This formula is that used in the Exposure Time Calculator. Keep in mind the following caveats:

• Sk can vary significantly with spatial and temporal variations in the OH airglow in the J and H bands, and with sky temperature in the K band. The shorter cutoff wavelength (2.3 microns) of the K' filter reduces both the background and the effects of thermal fluctuation by comparison to that of the K filter.
• Reduction of IR imaging data requires the subtraction of a background sky frame from each image frame (sky subtraction). If this background frame is obtained as a mean from many individual observations, the additional noise introduced may be small compared to other uncertainties. A worst case is the subtraction of a single sky frame, whose noise increases the Sk*n*T term in the equation above by a factor of 2.
• Note that Rd, since it is already expressed as an rms noise, must be squared before multiplication by the number of pixels. This noise is independent of T. Rd may be reduced, in some instrument systems, by multiple nondestructive reads, but this is likely to be a significant noise source only with narrowband short wavelength filters or in spectroscopy.
• The Exposure Time Calculator estimates the number of pixels n from the specified seeing and the pixel size of the detector. This number will almost always be unphysically small and will thus yield optimistic estimates under the background limited conditions which almost always prevail in IR imaging. Accurate photometry, for example, requires a detection aperture well in excess of the rms seeing size to capture essentially all of the flux despite vagaries in the seeing and telescope tracking. For scientific programs emphasizing point source detection at the expense of photometric precision, n may be smaller, but St might also have to be reduced by some factor representing the loss of flux in the wings of the image.

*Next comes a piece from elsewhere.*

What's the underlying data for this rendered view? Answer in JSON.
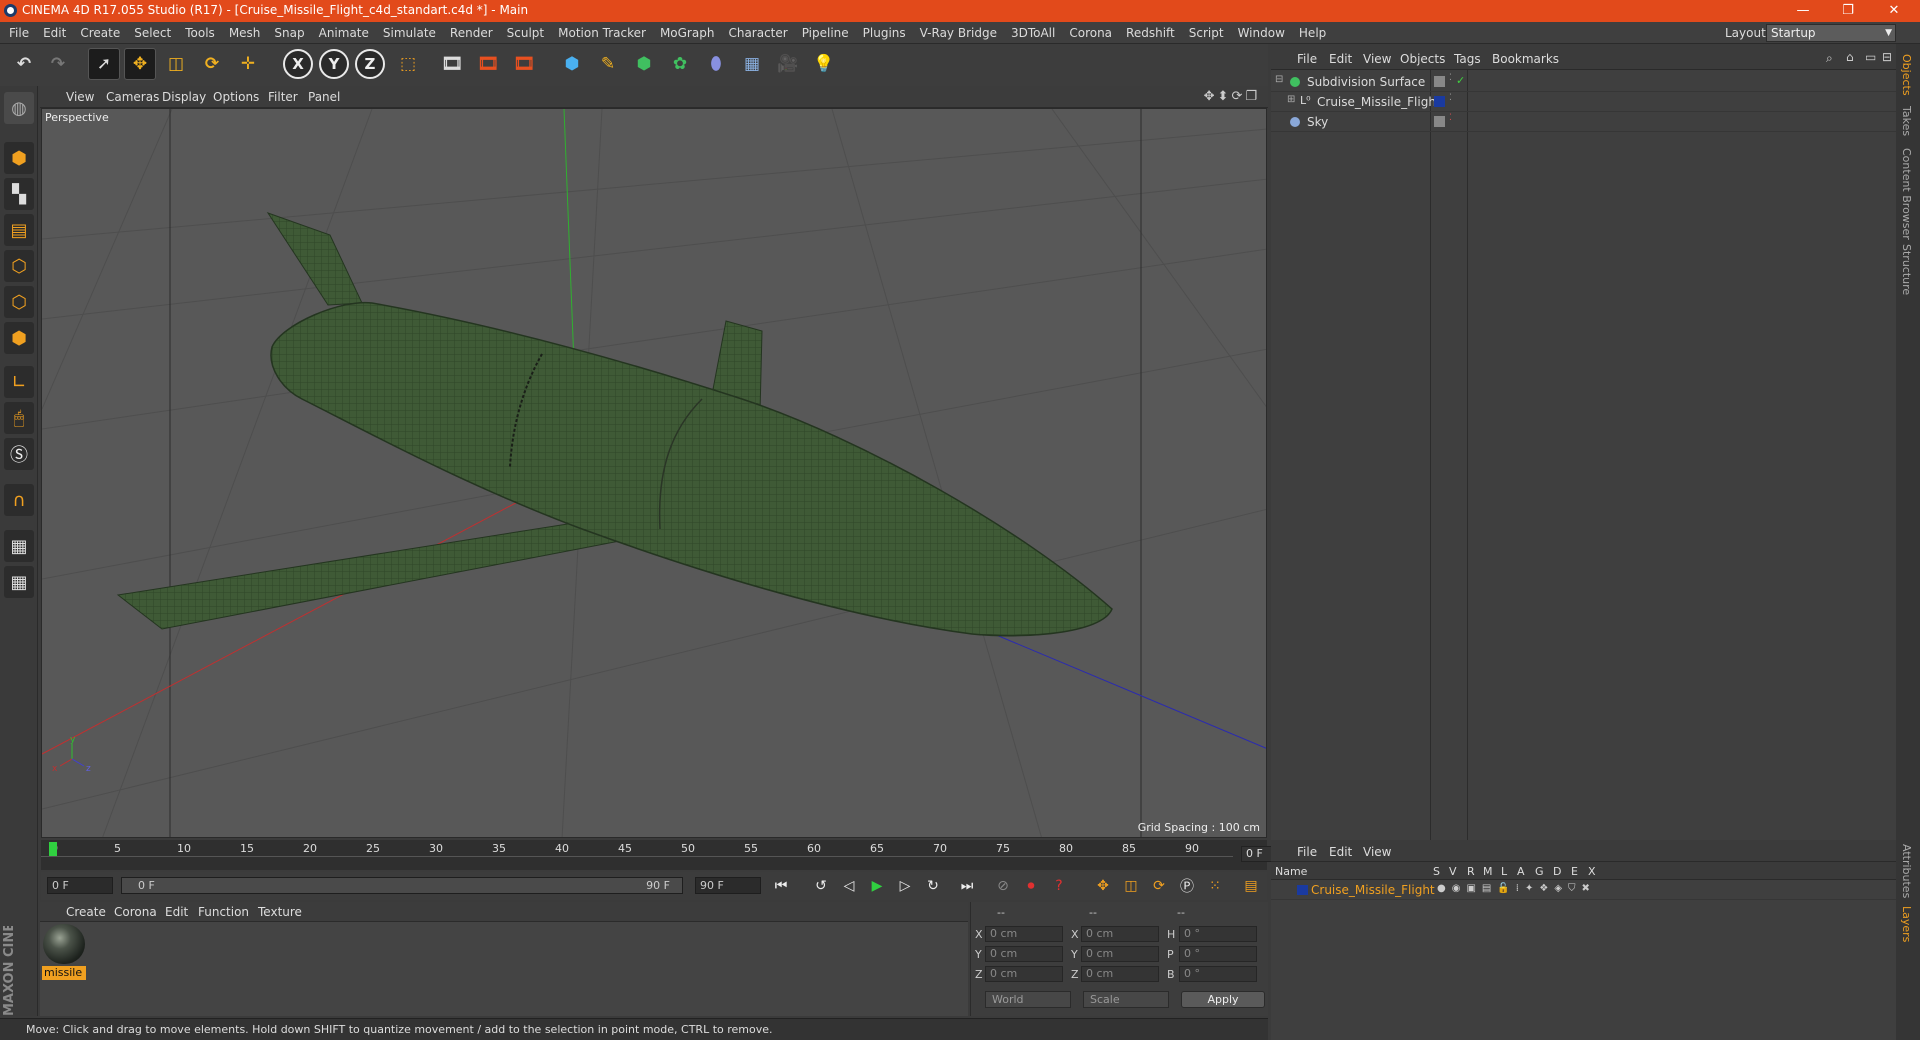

In the typical case in which the background sky level is the dominant noise source, note that S/N is proportional to St*T0.5. If the source brightness doubles, the S/N will double as well, or the same S/N may be obtained in 1/4 the time.

Finally, when using this formula to estimate the amount of telescope time needed, remember to add system overheads for source acquisition, small telescope motions and array readout. The last is the dominant time factor for standard star observations, for example. You may wish to consult with the instrument support scientists for estimates on these factors.

rjoyce@noao.edu
16 September 1998